• ntoll also converted the file to JSON for those of you who don't want to deal with XML. That file is available for download as well, and has some extra goodies like better category organization and a list of URLs and domains mentioned in each post.
• The FluidDB for Boing Boing has finished parsing. You will now be able to access all 64,000 posts through their API. ntoll is also adding the URL and domain information from the JSON file to the API. He'll be doing a write up with some examples and explanations on how to use the API soon.
If you've got some time this weekend, and want to play around with a huge collection of text, URLs and other interesting information, we'd love to see what you come up with. You can send me your projects directly at email@example.com or on Twitter. Read the rest
On Tuesday I released the last eleven years of Boing Boing posts all in one file to celebrate Boing Boing's recent anniversary. Large datasets are fun, and we wanted to see how the great minds of our readers would twist all this information into something more awesome.
We were not disappointed. This morning I found out that ntoll over at FluidDB collected all the information in the XML file into their centralized database system. ntoll's post on the FluidDB Boing Boing repository explains a little bit about the structure of their system and how to access it as an API for use in other web applications, programs or plugins.
The system is pretty easy to access using their various wrappers (in Python, for example). You can find the documentation for FluidDB here as well if you're interested in developing an application on top of this database system.
Clearly, this is a very interesting project with a lot of far-reaching implications for developers and interested people looking to play around with the Boing Boing archives. I'm looking forward to seeing what new applications of our data come out of this.
If you're working on something neat with this data, you can let me know directly either at firstname.lastname@example.org or via Twitter.
Having very recently celebrated Boing Boing's eleventh bloggaversary, we're releasing an update of our previous archival release of Boing Boing posts.
This time, we're releasing a 120.3MB XML file (38.3MB zip) of 63,999 posts for your parsing pleasure. The whole file is released under a Creative Commons license that allows you to noncommerically remix and distribute it in whole or in part -- go crazy!
The first time we released a dump like this, Andy "Waxy" Baio made this breakdown of our blogging activity. More recently, I've been toying with this data behind the scenes and finding some interesting things. We want to see what you can do with it!
Happy (belated) Bloggaversary to us, and thanks to all of you for sticking with us for so many years.
It's no secret that I love Wikipedia, which I consider one of the grandest and most radical social experiments of our time, and the very best example of what the free culture movement offers for the world's future. I even love Wikipedia critics. There's nothing I love more than to improve an article after some whiny-baby complains about its quality with a copypasta example. For instance, novelist Jonathan Lethem was bagging on "the infinite regress of Wikepedia [sic] tinkering-unto-mediocrity" the other day. Too bad The Atlantic has no way for readers to fix that typo in the way I updated the article on Blake Edwards' cult classic The Party, which was the object of Lethem's scorn. He seems to miss the point that an encyclopedia article, even one about a screwball comedy, is supposed to be dry, factual, and not especially screwball. Just the facts, ma'am. I also love that his snapshot of the page is no longer that relevant.

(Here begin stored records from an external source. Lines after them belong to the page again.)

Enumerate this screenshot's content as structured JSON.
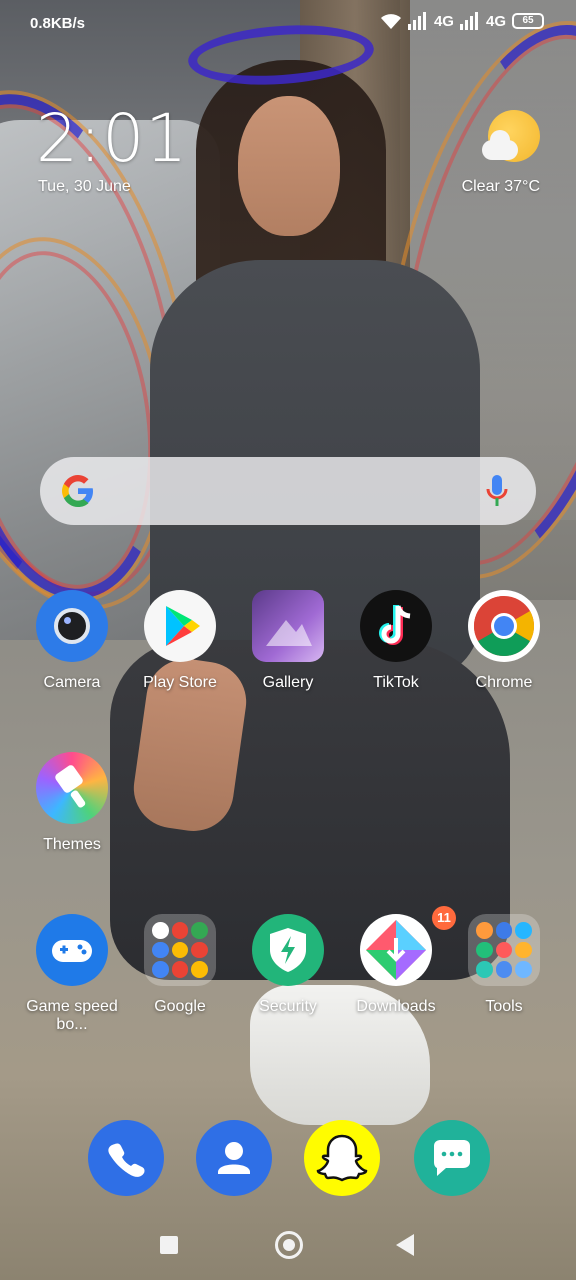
{
  "status_bar": {
    "net_speed": "0.8KB/s",
    "net_type_1": "4G",
    "net_type_2": "4G",
    "battery": "65"
  },
  "clock": {
    "time": "2:01",
    "date": "Tue, 30 June"
  },
  "weather": {
    "text": "Clear  37°C",
    "icon": "partly-sunny-icon"
  },
  "search": {
    "logo": "google-g-icon",
    "mic": "microphone-icon"
  },
  "apps_row1": [
    {
      "label": "Camera"
    },
    {
      "label": "Play Store"
    },
    {
      "label": "Gallery"
    },
    {
      "label": "TikTok"
    },
    {
      "label": "Chrome"
    }
  ],
  "apps_row2": [
    {
      "label": "Themes"
    }
  ],
  "apps_row3": [
    {
      "label": "Game speed bo..."
    },
    {
      "label": "Google"
    },
    {
      "label": "Security"
    },
    {
      "label": "Downloads",
      "badge": "11"
    },
    {
      "label": "Tools"
    }
  ],
  "dock": [
    {
      "name": "Phone",
      "icon": "phone-icon"
    },
    {
      "name": "Contacts",
      "icon": "contacts-icon"
    },
    {
      "name": "Snapchat",
      "icon": "snapchat-ghost-icon"
    },
    {
      "name": "Messaging",
      "icon": "chat-bubble-icon"
    }
  ],
  "nav": {
    "recents": "square-icon",
    "home": "circle-icon",
    "back": "triangle-back-icon"
  },
  "colors": {
    "accent_blue": "#2f6fe6",
    "badge_orange": "#ff6a3d",
    "security_green": "#22b57a",
    "snapchat_yellow": "#fffc00"
  }
}
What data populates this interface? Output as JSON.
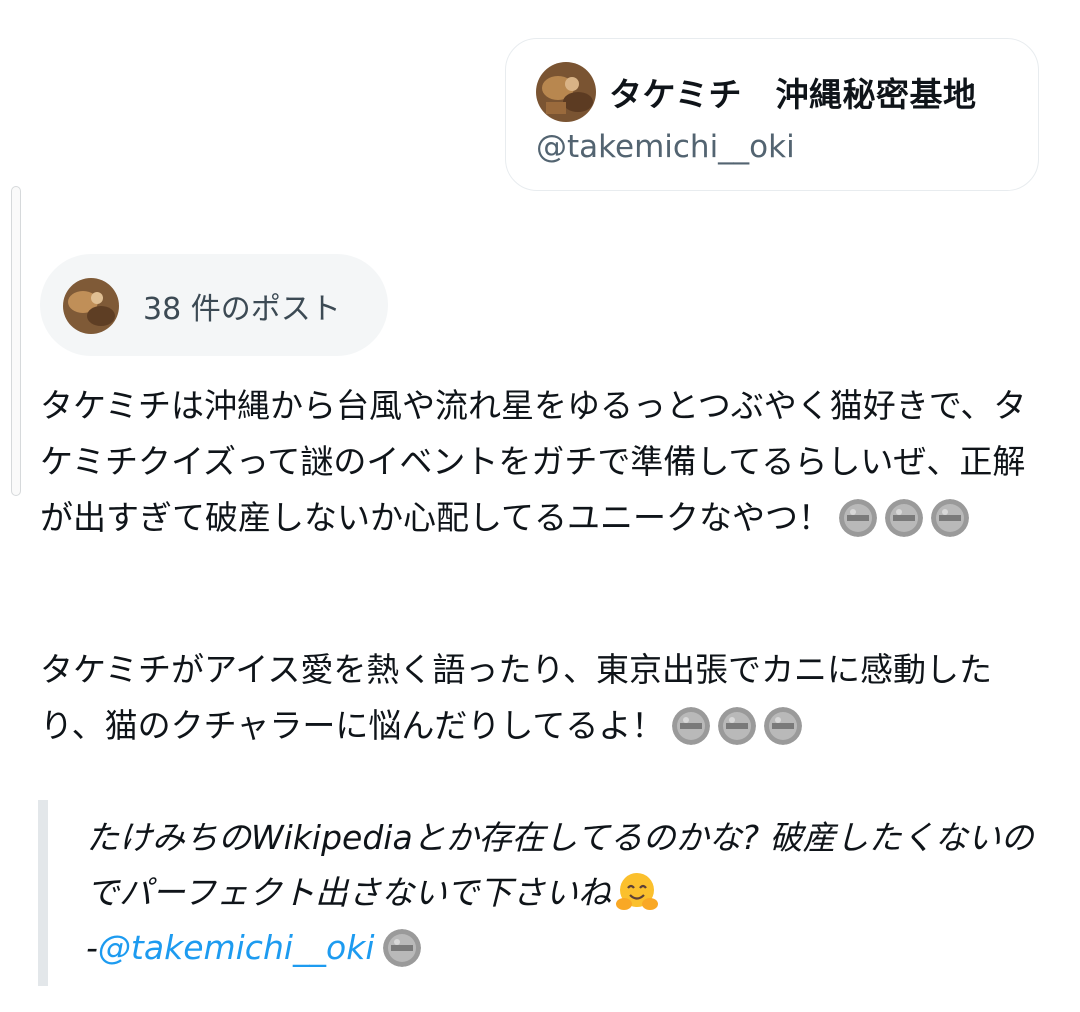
{
  "user_card": {
    "display_name": "タケミチ　沖縄秘密基地",
    "handle": "@takemichi__oki"
  },
  "post_summary": {
    "count_label": "38 件のポスト"
  },
  "summary": {
    "paragraph_1": "タケミチは沖縄から台風や流れ星をゆるっとつぶやく猫好きで、タケミチクイズって謎のイベントをガチで準備してるらしいぜ、正解が出すぎて破産しないか心配してるユニークなやつ！",
    "paragraph_2": "タケミチがアイス愛を熱く語ったり、東京出張でカニに感動したり、猫のクチャラーに悩んだりしてるよ！"
  },
  "quote": {
    "text": "たけみちのWikipediaとか存在してるのかな? 破産したくないのでパーフェクト出さないで下さいね",
    "dash": "-",
    "author": "@takemichi__oki"
  },
  "icons": {
    "avatar": "user-avatar-photo",
    "post_face": "post-thumbnail-icon",
    "hug_emoji": "hugging-face-emoji"
  },
  "colors": {
    "link": "#1d9bf0",
    "secondary_text": "#536471",
    "pill_bg": "#f4f6f7",
    "quote_bar": "#e3e7ea"
  }
}
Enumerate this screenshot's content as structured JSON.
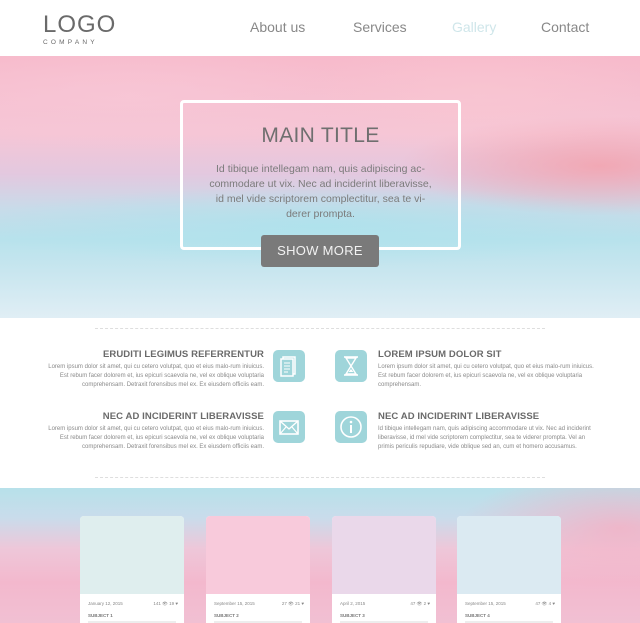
{
  "logo": {
    "main": "LOGO",
    "sub": "COMPANY"
  },
  "nav": [
    {
      "label": "About us",
      "active": false
    },
    {
      "label": "Services",
      "active": false
    },
    {
      "label": "Gallery",
      "active": true
    },
    {
      "label": "Contact",
      "active": false
    }
  ],
  "hero": {
    "title": "MAIN TITLE",
    "text": "Id tibique intellegam nam, quis adipiscing ac-commodare ut vix. Nec ad inciderint liberavisse, id mel vide scriptorem complectitur, sea te vi-derer prompta.",
    "button": "SHOW MORE"
  },
  "features": [
    {
      "title": "ERUDITI LEGIMUS REFERRENTUR",
      "icon": "document-icon",
      "text": "Lorem ipsum dolor sit amet, qui cu cetero volutpat, quo et eius malo-rum iniuicus. Est rebum facer dolorem et, ius epicuri scaevola ne, vel ex oblique voluptaria comprehensam. Detraxit forensibus mel ex. Ex eiusdem officiis eam."
    },
    {
      "title": "LOREM IPSUM DOLOR SIT",
      "icon": "hourglass-icon",
      "text": "Lorem ipsum dolor sit amet, qui cu cetero volutpat, quo et eius malo-rum iniuicus. Est rebum facer dolorem et, ius epicuri scaevola ne, vel ex oblique voluptaria comprehensam."
    },
    {
      "title": "NEC AD INCIDERINT LIBERAVISSE",
      "icon": "envelope-icon",
      "text": "Lorem ipsum dolor sit amet, qui cu cetero volutpat, quo et eius malo-rum iniuicus. Est rebum facer dolorem et, ius epicuri scaevola ne, vel ex oblique voluptaria comprehensam. Detraxit forensibus mel ex. Ex eiusdem officiis eam."
    },
    {
      "title": "NEC AD INCIDERINT LIBERAVISSE",
      "icon": "info-icon",
      "text": "Id tibique intellegam nam, quis adipiscing accommodare ut vix. Nec ad inciderint liberavisse, id mel vide scriptorem complectitur, sea te viderer prompta. Vel an primis periculis repudiare, vide oblique sed an, cum et homero accusamus."
    }
  ],
  "cards": [
    {
      "date": "January 12, 2015",
      "stats": "141 👁 19 ♥",
      "subject": "SUBJECT 1",
      "color": "#dfeeee"
    },
    {
      "date": "September 15, 2015",
      "stats": "27 👁 21 ♥",
      "subject": "SUBJECT 2",
      "color": "#f8cadb"
    },
    {
      "date": "April 2, 2015",
      "stats": "47 👁 2 ♥",
      "subject": "SUBJECT 3",
      "color": "#ead8ea"
    },
    {
      "date": "September 15, 2015",
      "stats": "47 👁 4 ♥",
      "subject": "SUBJECT 4",
      "color": "#dbeaf2"
    }
  ],
  "colors": {
    "accent": "#9fd5da",
    "button": "#7a7a7a",
    "active_nav": "#cfe6ea"
  }
}
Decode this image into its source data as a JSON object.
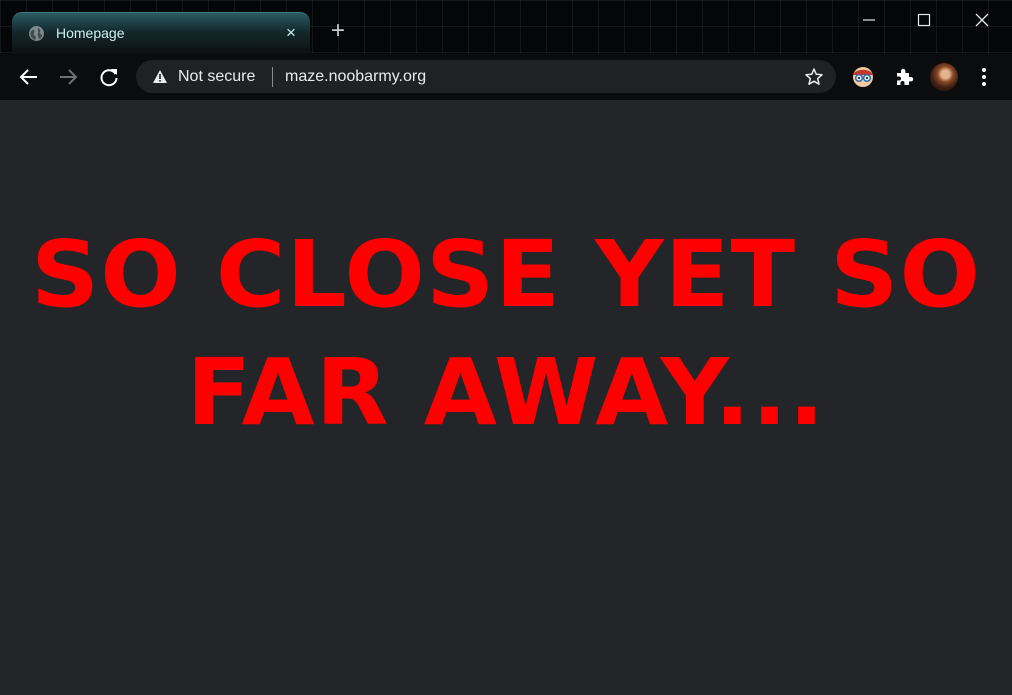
{
  "tab": {
    "title": "Homepage",
    "favicon": "globe-icon",
    "close": "×"
  },
  "new_tab": "+",
  "address_bar": {
    "security_label": "Not secure",
    "url": "maze.noobarmy.org"
  },
  "page": {
    "headline_line1": "SO CLOSE YET SO",
    "headline_line2": "FAR AWAY..."
  },
  "colors": {
    "headline": "#ff0000",
    "page_background": "#232528",
    "toolbar": "#0b0c0d"
  }
}
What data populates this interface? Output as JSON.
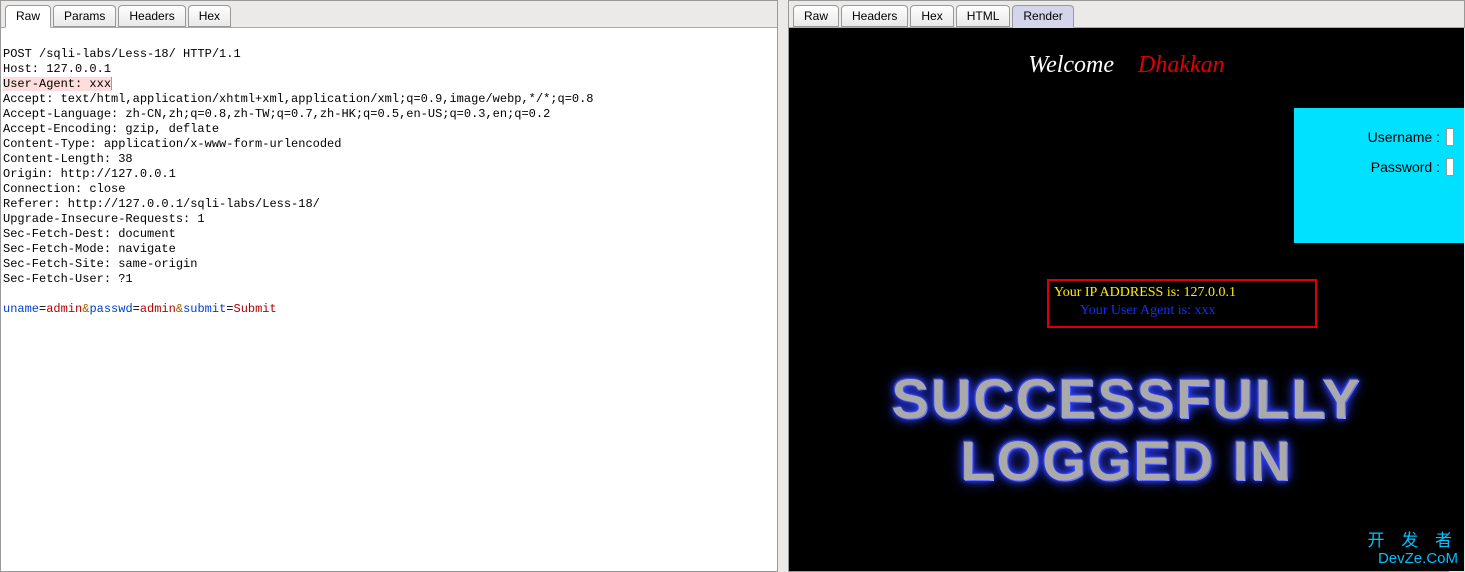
{
  "left": {
    "tabs": [
      "Raw",
      "Params",
      "Headers",
      "Hex"
    ],
    "active": 0,
    "request_lines": [
      "POST /sqli-labs/Less-18/ HTTP/1.1",
      "Host: 127.0.0.1",
      "User-Agent: xxx",
      "Accept: text/html,application/xhtml+xml,application/xml;q=0.9,image/webp,*/*;q=0.8",
      "Accept-Language: zh-CN,zh;q=0.8,zh-TW;q=0.7,zh-HK;q=0.5,en-US;q=0.3,en;q=0.2",
      "Accept-Encoding: gzip, deflate",
      "Content-Type: application/x-www-form-urlencoded",
      "Content-Length: 38",
      "Origin: http://127.0.0.1",
      "Connection: close",
      "Referer: http://127.0.0.1/sqli-labs/Less-18/",
      "Upgrade-Insecure-Requests: 1",
      "Sec-Fetch-Dest: document",
      "Sec-Fetch-Mode: navigate",
      "Sec-Fetch-Site: same-origin",
      "Sec-Fetch-User: ?1"
    ],
    "highlight_index": 2,
    "body": {
      "p1": "uname",
      "v1": "admin",
      "p2": "passwd",
      "v2": "admin",
      "p3": "submit",
      "v3": "Submit"
    }
  },
  "right": {
    "tabs": [
      "Raw",
      "Headers",
      "Hex",
      "HTML",
      "Render"
    ],
    "active": 4,
    "welcome1": "Welcome",
    "welcome2": "Dhakkan",
    "login_user_label": "Username :",
    "login_pass_label": "Password :",
    "ip_line": "Your IP ADDRESS is: 127.0.0.1",
    "ua_line": "Your User Agent is: xxx",
    "success_l1": "SUCCESSFULLY",
    "success_l2": "LOGGED IN",
    "watermark1": "开 发 者",
    "watermark2": "DevZe.CoM"
  }
}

In the past I have discussed Wikibumps (like the spike of a million readers who checked out the Salvia article in the week after the Miley Cyrus bong video) and the Click to Jesus game, where you see how few links it takes to get from a random Wikipedia article to the Jesus article. Here are a couple of other good reasons to love Wikipedia and its sister projects which you may not have seen: